(Data about app and page elements)
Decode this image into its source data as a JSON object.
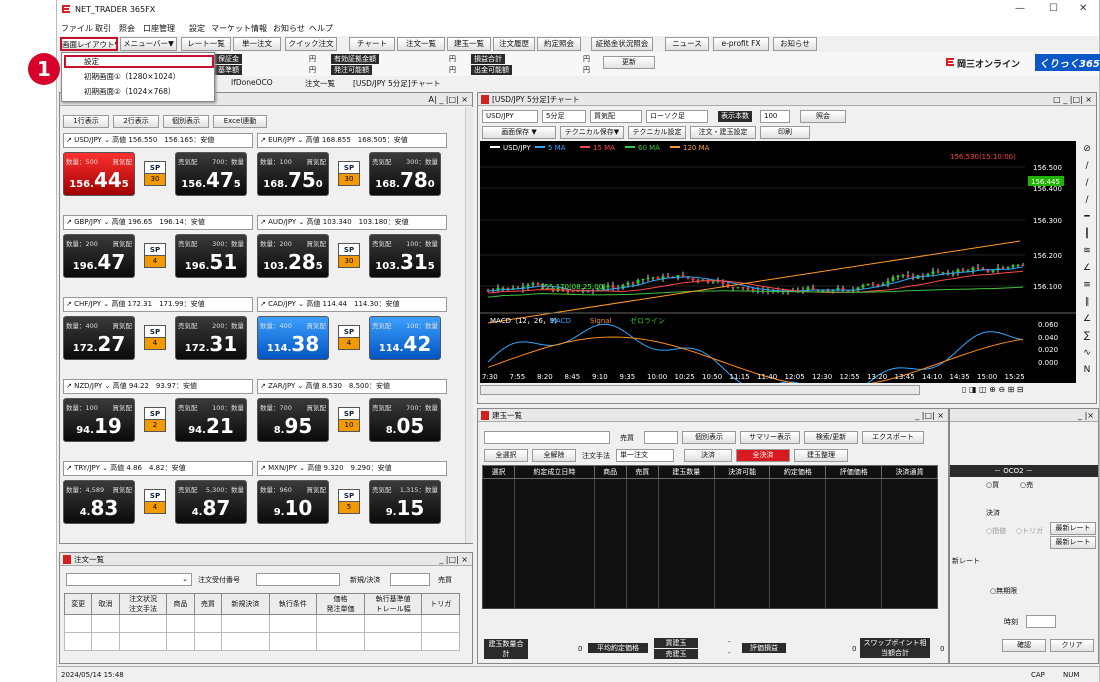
{
  "app": {
    "title": "NET_TRADER 365FX"
  },
  "window_controls": {
    "minimize": "—",
    "maximize": "☐",
    "close": "✕"
  },
  "menu": [
    "ファイル",
    "取引",
    "照会",
    "口座管理",
    "設定",
    "マーケット情報",
    "お知らせ",
    "ヘルプ"
  ],
  "toolbar": [
    "画面レイアウト▼",
    "メニューバー▼",
    "レート一覧",
    "単一注文",
    "クイック注文",
    "チャート",
    "注文一覧",
    "建玉一覧",
    "注文履歴",
    "約定照会",
    "証拠金状況照会",
    "ニュース",
    "e-profit FX",
    "お知らせ"
  ],
  "account": {
    "labels": [
      "保証金",
      "基準額",
      "円",
      "円",
      "有効証拠金額",
      "発注可能額",
      "円",
      "円",
      "損益合計",
      "出金可能額",
      "円",
      "円"
    ],
    "refresh": "更新"
  },
  "brand": {
    "company": "岡三オンライン",
    "logo": "くりっく365"
  },
  "popup": {
    "items": [
      "設定",
      "初期画面①（1280×1024）",
      "初期画面②（1024×768）"
    ]
  },
  "badge": "1",
  "main_tabs": [
    "IfDoneOCO",
    "注文一覧",
    "[USD/JPY 5分足]チャート"
  ],
  "rate_panel": {
    "buttons": [
      "1行表示",
      "2行表示",
      "個別表示",
      "Excel連動"
    ],
    "win_title": "A| _ |□| ×",
    "tiles": [
      {
        "pair": "USD/JPY",
        "info": "高値 156.550　156.165：安値",
        "qty_l": "数量：500",
        "lab_l": "買気配",
        "lab_r": "売気配",
        "qty_r": "700：数量",
        "bid_s": "156.",
        "bid_b": "44",
        "bid_e": "5",
        "sp": "SP",
        "spv": "30",
        "ask_s": "156.",
        "ask_b": "47",
        "ask_e": "5",
        "hl": "red"
      },
      {
        "pair": "EUR/JPY",
        "info": "高値 168.855　168.505：安値",
        "qty_l": "数量：100",
        "lab_l": "買気配",
        "lab_r": "売気配",
        "qty_r": "300：数量",
        "bid_s": "168.",
        "bid_b": "75",
        "bid_e": "0",
        "sp": "SP",
        "spv": "30",
        "ask_s": "168.",
        "ask_b": "78",
        "ask_e": "0",
        "hl": ""
      },
      {
        "pair": "GBP/JPY",
        "info": "高値 196.65　196.14：安値",
        "qty_l": "数量：200",
        "lab_l": "買気配",
        "lab_r": "売気配",
        "qty_r": "300：数量",
        "bid_s": "196.",
        "bid_b": "47",
        "bid_e": "",
        "sp": "SP",
        "spv": "4",
        "ask_s": "196.",
        "ask_b": "51",
        "ask_e": "",
        "hl": ""
      },
      {
        "pair": "AUD/JPY",
        "info": "高値 103.340　103.180：安値",
        "qty_l": "数量：200",
        "lab_l": "買気配",
        "lab_r": "売気配",
        "qty_r": "100：数量",
        "bid_s": "103.",
        "bid_b": "28",
        "bid_e": "5",
        "sp": "SP",
        "spv": "30",
        "ask_s": "103.",
        "ask_b": "31",
        "ask_e": "5",
        "hl": ""
      },
      {
        "pair": "CHF/JPY",
        "info": "高値 172.31　171.99：安値",
        "qty_l": "数量：400",
        "lab_l": "買気配",
        "lab_r": "売気配",
        "qty_r": "200：数量",
        "bid_s": "172.",
        "bid_b": "27",
        "bid_e": "",
        "sp": "SP",
        "spv": "4",
        "ask_s": "172.",
        "ask_b": "31",
        "ask_e": "",
        "hl": ""
      },
      {
        "pair": "CAD/JPY",
        "info": "高値 114.44　114.30：安値",
        "qty_l": "数量：400",
        "lab_l": "買気配",
        "lab_r": "売気配",
        "qty_r": "100：数量",
        "bid_s": "114.",
        "bid_b": "38",
        "bid_e": "",
        "sp": "SP",
        "spv": "4",
        "ask_s": "114.",
        "ask_b": "42",
        "ask_e": "",
        "hl": "blue"
      },
      {
        "pair": "NZD/JPY",
        "info": "高値 94.22　93.97：安値",
        "qty_l": "数量：100",
        "lab_l": "買気配",
        "lab_r": "売気配",
        "qty_r": "100：数量",
        "bid_s": "94.",
        "bid_b": "19",
        "bid_e": "",
        "sp": "SP",
        "spv": "2",
        "ask_s": "94.",
        "ask_b": "21",
        "ask_e": "",
        "hl": ""
      },
      {
        "pair": "ZAR/JPY",
        "info": "高値 8.530　8.500：安値",
        "qty_l": "数量：700",
        "lab_l": "買気配",
        "lab_r": "売気配",
        "qty_r": "700：数量",
        "bid_s": "8.",
        "bid_b": "95",
        "bid_e": "",
        "sp": "SP",
        "spv": "10",
        "ask_s": "8.",
        "ask_b": "05",
        "ask_e": "",
        "hl": ""
      },
      {
        "pair": "TRY/JPY",
        "info": "高値 4.86　4.82：安値",
        "qty_l": "数量：4,589",
        "lab_l": "買気配",
        "lab_r": "売気配",
        "qty_r": "5,300：数量",
        "bid_s": "4.",
        "bid_b": "83",
        "bid_e": "",
        "sp": "SP",
        "spv": "4",
        "ask_s": "4.",
        "ask_b": "87",
        "ask_e": "",
        "hl": ""
      },
      {
        "pair": "MXN/JPY",
        "info": "高値 9.320　9.290：安値",
        "qty_l": "数量：960",
        "lab_l": "買気配",
        "lab_r": "売気配",
        "qty_r": "1,315：数量",
        "bid_s": "9.",
        "bid_b": "10",
        "bid_e": "",
        "sp": "SP",
        "spv": "5",
        "ask_s": "9.",
        "ask_b": "15",
        "ask_e": "",
        "hl": ""
      }
    ]
  },
  "chart": {
    "title": "[USD/JPY 5分足]チャート",
    "controls": [
      "USD/JPY",
      "5分足",
      "買気配",
      "ローソク足",
      "表示本数",
      "100",
      "照会"
    ],
    "buttons": [
      "画面保存 ▼",
      "テクニカル保存▼",
      "テクニカル設定",
      "注文・建玉設定",
      "印刷"
    ],
    "legend": [
      "USD/JPY",
      "5 MA",
      "15 MA",
      "60 MA",
      "120 MA"
    ],
    "legend_colors": [
      "#ffffff",
      "#2ea8ff",
      "#ff4a4a",
      "#3ec43e",
      "#ff9a2a"
    ],
    "yticks": [
      "156.500",
      "156.400",
      "156.300",
      "156.200",
      "156.100"
    ],
    "last_price": "156.445",
    "high_label": "156.530(15:10:00)",
    "low_label": "155.170(08:25:00)",
    "macd_legend": [
      "MACD（12，26，9）",
      "MACD",
      "Signal",
      "ゼロライン"
    ],
    "macd_ticks": [
      "0.060",
      "0.040",
      "0.020",
      "0.000"
    ],
    "xticks": [
      "7:30",
      "7:55",
      "8:20",
      "8:45",
      "9:10",
      "9:35",
      "10:00",
      "10:25",
      "10:50",
      "11:15",
      "11:40",
      "12:05",
      "12:30",
      "12:55",
      "13:20",
      "13:45",
      "14:10",
      "14:35",
      "15:00",
      "15:25"
    ]
  },
  "positions": {
    "title": "建玉一覧",
    "selects": [
      "",
      "売買"
    ],
    "buttons": [
      "個別表示",
      "サマリー表示",
      "検索/更新",
      "エクスポート"
    ],
    "row2": [
      "全選択",
      "全解除",
      "注文手法",
      "単一注文",
      "決済",
      "全決済",
      "建玉整理"
    ],
    "cols": [
      "選択",
      "約定成立日時",
      "商品",
      "売買",
      "建玉数量",
      "決済可能",
      "約定価格",
      "評価価格",
      "決済通貨"
    ],
    "footer": [
      "建玉数量合計",
      "0",
      "平均約定価格",
      "買建玉",
      "売建玉",
      "-",
      "-",
      "評価損益",
      "0",
      "スワップポイント相当額合計",
      "0"
    ]
  },
  "orders": {
    "title": "注文一覧",
    "filter": [
      "注文受付番号",
      "新規/決済",
      "売買"
    ],
    "cols": [
      "変更",
      "取消",
      "注文状況",
      "注文手法",
      "商品",
      "売買",
      "新規決済",
      "執行条件",
      "価格",
      "発注単価",
      "執行基準値",
      "トレール幅",
      "トリガ"
    ]
  },
  "order_panel": {
    "oco": "－ OCO2 －",
    "buy": "○買",
    "sell": "○売",
    "settle": "決済",
    "limit": "○指値",
    "trig": "○トリガ",
    "latest": "最新レート",
    "latest2": "最新レート",
    "rate": "新レート",
    "nolimit": "○無期限",
    "time": "時刻",
    "confirm": "確認",
    "clear": "クリア"
  },
  "status": {
    "datetime": "2024/05/14 15:48",
    "cap": "CAP",
    "num": "NUM"
  }
}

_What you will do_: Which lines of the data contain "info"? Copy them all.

_Your solution_:
        "info": "高値 156.550　156.165：安値",
        "info": "高値 168.855　168.505：安値",
        "info": "高値 196.65　196.14：安値",
        "info": "高値 103.340　103.180：安値",
        "info": "高値 172.31　171.99：安値",
        "info": "高値 114.44　114.30：安値",
        "info": "高値 94.22　93.97：安値",
        "info": "高値 8.530　8.500：安値",
        "info": "高値 4.86　4.82：安値",
        "info": "高値 9.320　9.290：安値",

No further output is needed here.